DHA/EPA and ALAThese acronyms pertain to two different types of omega-3 fatty acids. DHA and EPA are found in animal sources and are the most easily used omega-3 fats for our body. ALA is found in plant sources and our body must convert it to EPA and DHA. Omega-3 fats are shown to reduce heart disease risk, and help maintain mental and visual function. The average American diet is low in omega-3-rich foods. To get enough, incorporate into your diet good sources such as, cold-water fish, walnuts, ground flax, and omega-3 fortified eggs. Research indicates six ounces of fatty cold-water fish per week can reduce heart disease risk.
Probiotics and Prebiotics
Probiotics—Lactobacilli and BifidobacteriaProbiotics are the healthful bacteria that reside in our intestinal tract. Natural food sources are mainly fermented dairy like yogurt and kefir. Human population research suggests diets rich in fermented dairy may lower cholesterol and cancer risk. Clinical trials show probiotics maintain gut function and health by preventing overgrowth of harmful intestinal bacteria. Because good immunity depends on a healthy gut, probiotics also aid our immune defenses.
Prebiotics—Inulin, Polydextrose, and Fructo-oligosaccharides (FOS)Prebiotics are carbohydrates in food that our body cannot digest or absorb. Food sources include whole grains, some fruits, onions, garlic, leeks, honey, and fortified foods and beverages. As they pass through our digestive tract probiotics feed on them. Therefore, prebiotics are the food that keeps beneficial probiotic populations adequate and healthy. This in turn may improve intestinal health and nutrient absorption. Return to Top
FiberFiber is only found in plants, but more and more foods are being fortified with what scientists call “functional fibers” such as maltodextrins, polydextrose, beta glucans, inulin, and cellulose. These isolated fiber components may not confer all the same benefits of total or complete fiber from natural whole foods. Some benefits of fiber-rich diets include reduced risk of heart disease and cancer, and maintenance of a healthy digestive tract and blood glucose levels. Clinical trials show that soluble fiber rich in beta glucans and found in foods like oats and barley, lowers cholesterol by binding it in the intestine.

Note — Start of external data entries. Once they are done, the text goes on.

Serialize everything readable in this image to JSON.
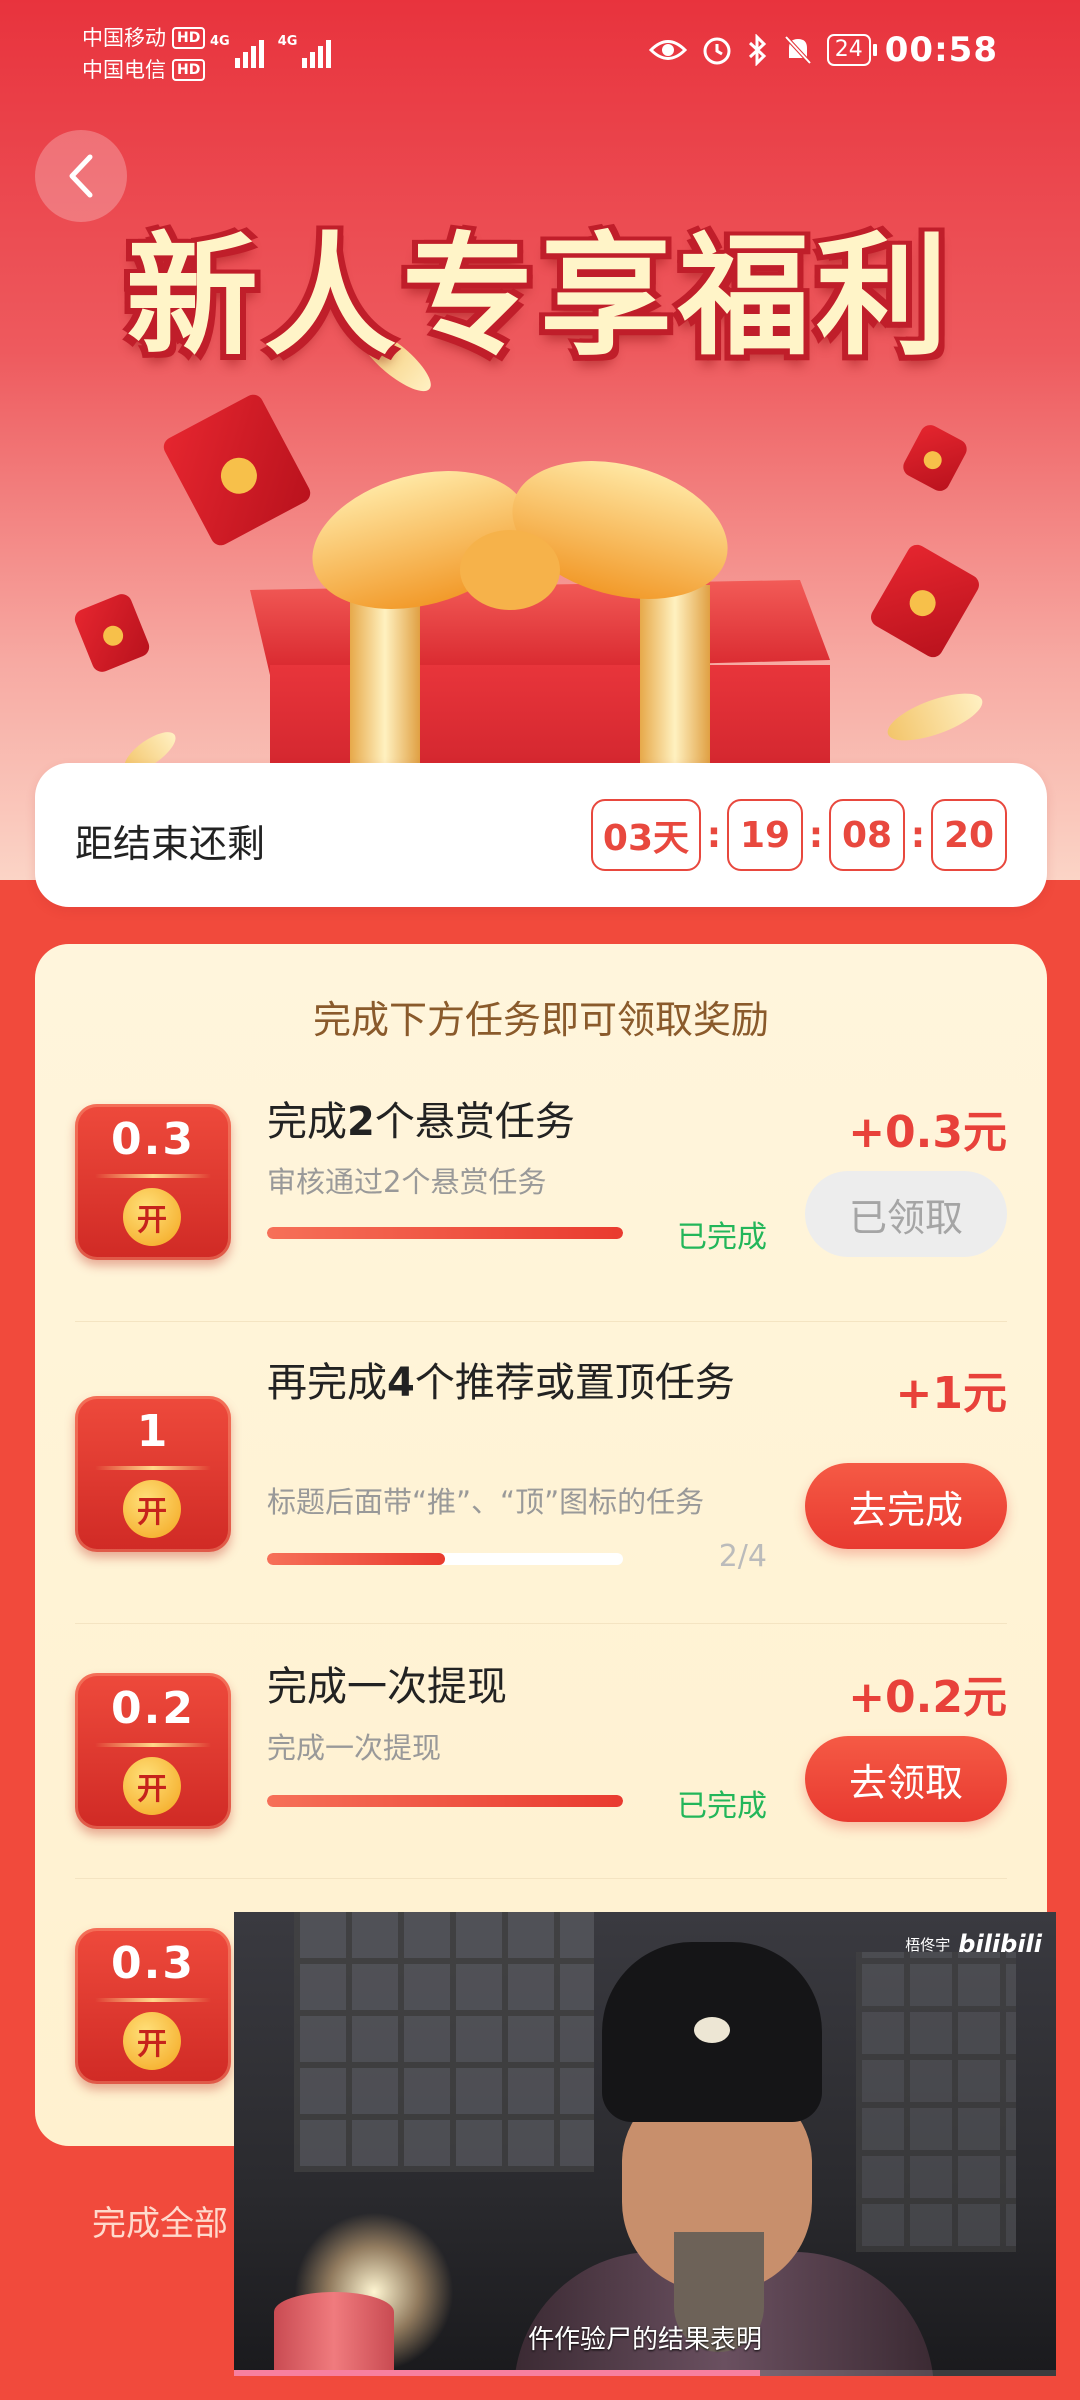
{
  "status_bar": {
    "carrier_1": "中国移动",
    "carrier_2": "中国电信",
    "hd_badge": "HD",
    "network_1": "4G",
    "network_2": "4G",
    "battery": "24",
    "time": "00:58"
  },
  "banner": {
    "title": "新人专享福利"
  },
  "countdown": {
    "label": "距结束还剩",
    "days": "03天",
    "hours": "19",
    "minutes": "08",
    "seconds": "20",
    "separator": ":"
  },
  "tasks": {
    "heading": "完成下方任务即可领取奖励",
    "coin_open_label": "开",
    "done_label": "已完成",
    "items": [
      {
        "coin_value": "0.3",
        "title_prefix": "完成",
        "title_number": "2",
        "title_suffix": "个悬赏任务",
        "desc": "审核通过2个悬赏任务",
        "progress_fraction": 1.0,
        "status": "已完成",
        "reward": "+0.3元",
        "button": "已领取"
      },
      {
        "coin_value": "1",
        "title_prefix": "再完成",
        "title_number": "4",
        "title_suffix": "个推荐或置顶任务",
        "desc": "标题后面带“推”、“顶”图标的任务",
        "progress_fraction": 0.5,
        "status": "2/4",
        "reward": "+1元",
        "button": "去完成"
      },
      {
        "coin_value": "0.2",
        "title_prefix": "完成一次提现",
        "title_number": "",
        "title_suffix": "",
        "desc": "完成一次提现",
        "progress_fraction": 1.0,
        "status": "已完成",
        "reward": "+0.2元",
        "button": "去领取"
      },
      {
        "coin_value": "0.3"
      }
    ]
  },
  "footer": {
    "note": "完成全部"
  },
  "video": {
    "watermark_author": "梧佟宇",
    "watermark_brand": "bilibili",
    "subtitle": "仵作验尸的结果表明",
    "progress_fraction": 0.64
  },
  "colors": {
    "accent": "#e8413a",
    "done_green": "#23b65a",
    "card_bg": "#fff5dc"
  }
}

Soy ProteinSoy protein found in natural soy foods is shown in clinical trials to reduce cholesterol and risk of heart disease. Because soy has other healthy components like isoflavones and lignans, it’s advisable to include whole soy foods in your diet over foods supplemented with soy protein. These other soy components may contribute to bone health and immune function, as well as menopausal health for women.
PhytosterolsPhytosterols are plant compounds that lower cholesterol by trapping it in the gut. An increasing number of foods are being fortified with phytosterols; examples include margarines, yogurt, orange juice, and rice milk. Natural sources include corn, soy, and wheat. However, for persons who need to lower their cholesterol and want a safe, more natural alternative to drugs, the phytosterol levels found in fortified foods may be more effective than those attainable from natural sources.
ALL ABOUT Functional Foods
©2006, National Cooperative Grocers Association (NCGA)
ResourcesThe American Dietetic Association Position Paper on Functional Foods
The University of Illinois Functional Foods for Health Program
The University of Michigan Integrative Medicine Healing Foods Pyramid